■ **THE RECORDS**
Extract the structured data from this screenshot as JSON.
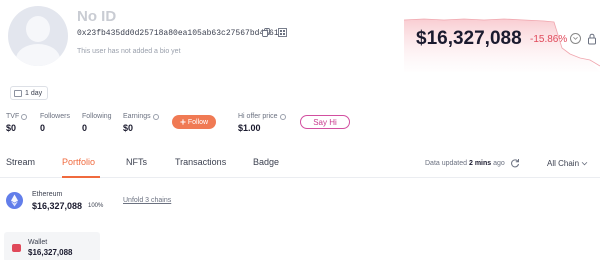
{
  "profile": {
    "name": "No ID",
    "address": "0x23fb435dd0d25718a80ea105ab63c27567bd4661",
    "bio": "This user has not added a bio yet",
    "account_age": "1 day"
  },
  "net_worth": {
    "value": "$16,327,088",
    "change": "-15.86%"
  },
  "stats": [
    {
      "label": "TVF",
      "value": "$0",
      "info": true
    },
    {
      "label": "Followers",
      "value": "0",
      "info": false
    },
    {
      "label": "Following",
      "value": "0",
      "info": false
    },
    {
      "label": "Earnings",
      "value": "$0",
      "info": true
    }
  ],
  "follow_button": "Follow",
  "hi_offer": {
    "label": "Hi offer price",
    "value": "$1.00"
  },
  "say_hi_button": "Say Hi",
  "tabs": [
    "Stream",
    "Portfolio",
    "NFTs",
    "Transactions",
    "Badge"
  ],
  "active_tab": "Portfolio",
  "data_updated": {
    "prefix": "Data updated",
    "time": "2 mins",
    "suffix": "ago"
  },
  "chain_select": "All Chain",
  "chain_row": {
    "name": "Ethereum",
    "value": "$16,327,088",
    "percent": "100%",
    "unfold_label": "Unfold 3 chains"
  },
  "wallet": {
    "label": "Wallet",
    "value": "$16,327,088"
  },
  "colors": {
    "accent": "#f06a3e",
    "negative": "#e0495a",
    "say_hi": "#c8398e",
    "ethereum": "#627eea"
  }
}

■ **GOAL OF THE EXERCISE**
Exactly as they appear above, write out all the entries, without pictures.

■ **RESULT FOR THIS TASK**
Extract the structured data from this screenshot as JSON.
{
  "profile": {
    "name": "No ID",
    "address": "0x23fb435dd0d25718a80ea105ab63c27567bd4661",
    "bio": "This user has not added a bio yet",
    "account_age": "1 day"
  },
  "net_worth": {
    "value": "$16,327,088",
    "change": "-15.86%"
  },
  "stats": [
    {
      "label": "TVF",
      "value": "$0",
      "info": true
    },
    {
      "label": "Followers",
      "value": "0",
      "info": false
    },
    {
      "label": "Following",
      "value": "0",
      "info": false
    },
    {
      "label": "Earnings",
      "value": "$0",
      "info": true
    }
  ],
  "follow_button": "Follow",
  "hi_offer": {
    "label": "Hi offer price",
    "value": "$1.00"
  },
  "say_hi_button": "Say Hi",
  "tabs": [
    "Stream",
    "Portfolio",
    "NFTs",
    "Transactions",
    "Badge"
  ],
  "active_tab": "Portfolio",
  "data_updated": {
    "prefix": "Data updated",
    "time": "2 mins",
    "suffix": "ago"
  },
  "chain_select": "All Chain",
  "chain_row": {
    "name": "Ethereum",
    "value": "$16,327,088",
    "percent": "100%",
    "unfold_label": "Unfold 3 chains"
  },
  "wallet": {
    "label": "Wallet",
    "value": "$16,327,088"
  },
  "colors": {
    "accent": "#f06a3e",
    "negative": "#e0495a",
    "say_hi": "#c8398e",
    "ethereum": "#627eea"
  }
}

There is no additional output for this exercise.